[Instructions to follow]
Return each entry unchanged.

[Records provided]
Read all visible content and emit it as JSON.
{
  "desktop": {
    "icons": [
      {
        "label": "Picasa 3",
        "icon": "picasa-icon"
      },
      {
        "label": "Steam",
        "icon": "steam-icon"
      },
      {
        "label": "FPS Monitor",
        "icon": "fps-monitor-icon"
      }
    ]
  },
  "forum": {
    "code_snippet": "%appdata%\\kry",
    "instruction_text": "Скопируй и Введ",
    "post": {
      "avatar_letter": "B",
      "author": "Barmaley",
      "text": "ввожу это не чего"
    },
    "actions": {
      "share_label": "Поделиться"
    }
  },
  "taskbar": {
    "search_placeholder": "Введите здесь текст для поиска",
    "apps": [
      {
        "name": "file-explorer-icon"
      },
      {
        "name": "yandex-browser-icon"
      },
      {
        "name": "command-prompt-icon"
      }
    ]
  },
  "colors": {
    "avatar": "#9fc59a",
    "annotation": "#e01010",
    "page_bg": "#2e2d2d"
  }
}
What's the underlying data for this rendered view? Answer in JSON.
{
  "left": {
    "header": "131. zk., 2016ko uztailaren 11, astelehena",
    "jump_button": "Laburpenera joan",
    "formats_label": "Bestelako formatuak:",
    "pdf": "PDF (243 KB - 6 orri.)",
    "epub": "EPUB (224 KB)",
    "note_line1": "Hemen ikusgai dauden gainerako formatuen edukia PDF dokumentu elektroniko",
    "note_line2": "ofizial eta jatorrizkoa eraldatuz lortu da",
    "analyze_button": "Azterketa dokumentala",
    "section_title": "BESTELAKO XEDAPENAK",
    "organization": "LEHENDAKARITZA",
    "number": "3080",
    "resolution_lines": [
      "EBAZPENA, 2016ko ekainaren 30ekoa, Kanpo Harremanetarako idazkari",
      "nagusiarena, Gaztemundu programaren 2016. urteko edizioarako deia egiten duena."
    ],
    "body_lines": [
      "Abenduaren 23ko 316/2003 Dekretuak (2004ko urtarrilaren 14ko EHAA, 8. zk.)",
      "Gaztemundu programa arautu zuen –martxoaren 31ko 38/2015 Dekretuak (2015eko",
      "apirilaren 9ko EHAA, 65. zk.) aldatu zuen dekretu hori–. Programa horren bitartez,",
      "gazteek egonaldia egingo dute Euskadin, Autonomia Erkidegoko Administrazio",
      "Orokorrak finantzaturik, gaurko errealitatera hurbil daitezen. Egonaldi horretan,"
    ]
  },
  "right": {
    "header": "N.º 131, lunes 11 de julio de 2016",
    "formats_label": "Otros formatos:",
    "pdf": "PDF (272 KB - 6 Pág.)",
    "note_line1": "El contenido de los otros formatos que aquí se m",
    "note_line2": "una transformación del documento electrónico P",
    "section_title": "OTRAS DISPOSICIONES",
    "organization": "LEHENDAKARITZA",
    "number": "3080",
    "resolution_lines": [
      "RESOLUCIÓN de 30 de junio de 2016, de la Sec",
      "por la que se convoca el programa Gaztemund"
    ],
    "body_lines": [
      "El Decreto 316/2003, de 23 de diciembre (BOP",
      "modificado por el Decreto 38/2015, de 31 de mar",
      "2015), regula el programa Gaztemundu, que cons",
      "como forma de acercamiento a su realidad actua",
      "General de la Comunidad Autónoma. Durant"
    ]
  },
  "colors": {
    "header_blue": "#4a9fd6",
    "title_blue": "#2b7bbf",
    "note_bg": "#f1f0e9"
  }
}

[Reply to the exercise]
Read all visible content and emit it as JSON.
{
  "desktop": {
    "icons": [
      {
        "label": "Picasa 3",
        "icon": "picasa-icon"
      },
      {
        "label": "Steam",
        "icon": "steam-icon"
      },
      {
        "label": "FPS Monitor",
        "icon": "fps-monitor-icon"
      }
    ]
  },
  "forum": {
    "code_snippet": "%appdata%\\kry",
    "instruction_text": "Скопируй и Введ",
    "post": {
      "avatar_letter": "B",
      "author": "Barmaley",
      "text": "ввожу это не чего"
    },
    "actions": {
      "share_label": "Поделиться"
    }
  },
  "taskbar": {
    "search_placeholder": "Введите здесь текст для поиска",
    "apps": [
      {
        "name": "file-explorer-icon"
      },
      {
        "name": "yandex-browser-icon"
      },
      {
        "name": "command-prompt-icon"
      }
    ]
  },
  "colors": {
    "avatar": "#9fc59a",
    "annotation": "#e01010",
    "page_bg": "#2e2d2d"
  }
}
What's the underlying data for this rendered view? Answer in JSON.
{
  "left": {
    "header": "131. zk., 2016ko uztailaren 11, astelehena",
    "jump_button": "Laburpenera joan",
    "formats_label": "Bestelako formatuak:",
    "pdf": "PDF (243 KB - 6 orri.)",
    "epub": "EPUB (224 KB)",
    "note_line1": "Hemen ikusgai dauden gainerako formatuen edukia PDF dokumentu elektroniko",
    "note_line2": "ofizial eta jatorrizkoa eraldatuz lortu da",
    "analyze_button": "Azterketa dokumentala",
    "section_title": "BESTELAKO XEDAPENAK",
    "organization": "LEHENDAKARITZA",
    "number": "3080",
    "resolution_lines": [
      "EBAZPENA, 2016ko ekainaren 30ekoa, Kanpo Harremanetarako idazkari",
      "nagusiarena, Gaztemundu programaren 2016. urteko edizioarako deia egiten duena."
    ],
    "body_lines": [
      "Abenduaren 23ko 316/2003 Dekretuak (2004ko urtarrilaren 14ko EHAA, 8. zk.)",
      "Gaztemundu programa arautu zuen –martxoaren 31ko 38/2015 Dekretuak (2015eko",
      "apirilaren 9ko EHAA, 65. zk.) aldatu zuen dekretu hori–. Programa horren bitartez,",
      "gazteek egonaldia egingo dute Euskadin, Autonomia Erkidegoko Administrazio",
      "Orokorrak finantzaturik, gaurko errealitatera hurbil daitezen. Egonaldi horretan,"
    ]
  },
  "right": {
    "header": "N.º 131, lunes 11 de julio de 2016",
    "formats_label": "Otros formatos:",
    "pdf": "PDF (272 KB - 6 Pág.)",
    "note_line1": "El contenido de los otros formatos que aquí se m",
    "note_line2": "una transformación del documento electrónico P",
    "section_title": "OTRAS DISPOSICIONES",
    "organization": "LEHENDAKARITZA",
    "number": "3080",
    "resolution_lines": [
      "RESOLUCIÓN de 30 de junio de 2016, de la Sec",
      "por la que se convoca el programa Gaztemund"
    ],
    "body_lines": [
      "El Decreto 316/2003, de 23 de diciembre (BOP",
      "modificado por el Decreto 38/2015, de 31 de mar",
      "2015), regula el programa Gaztemundu, que cons",
      "como forma de acercamiento a su realidad actua",
      "General de la Comunidad Autónoma. Durant"
    ]
  },
  "colors": {
    "header_blue": "#4a9fd6",
    "title_blue": "#2b7bbf",
    "note_bg": "#f1f0e9"
  }
}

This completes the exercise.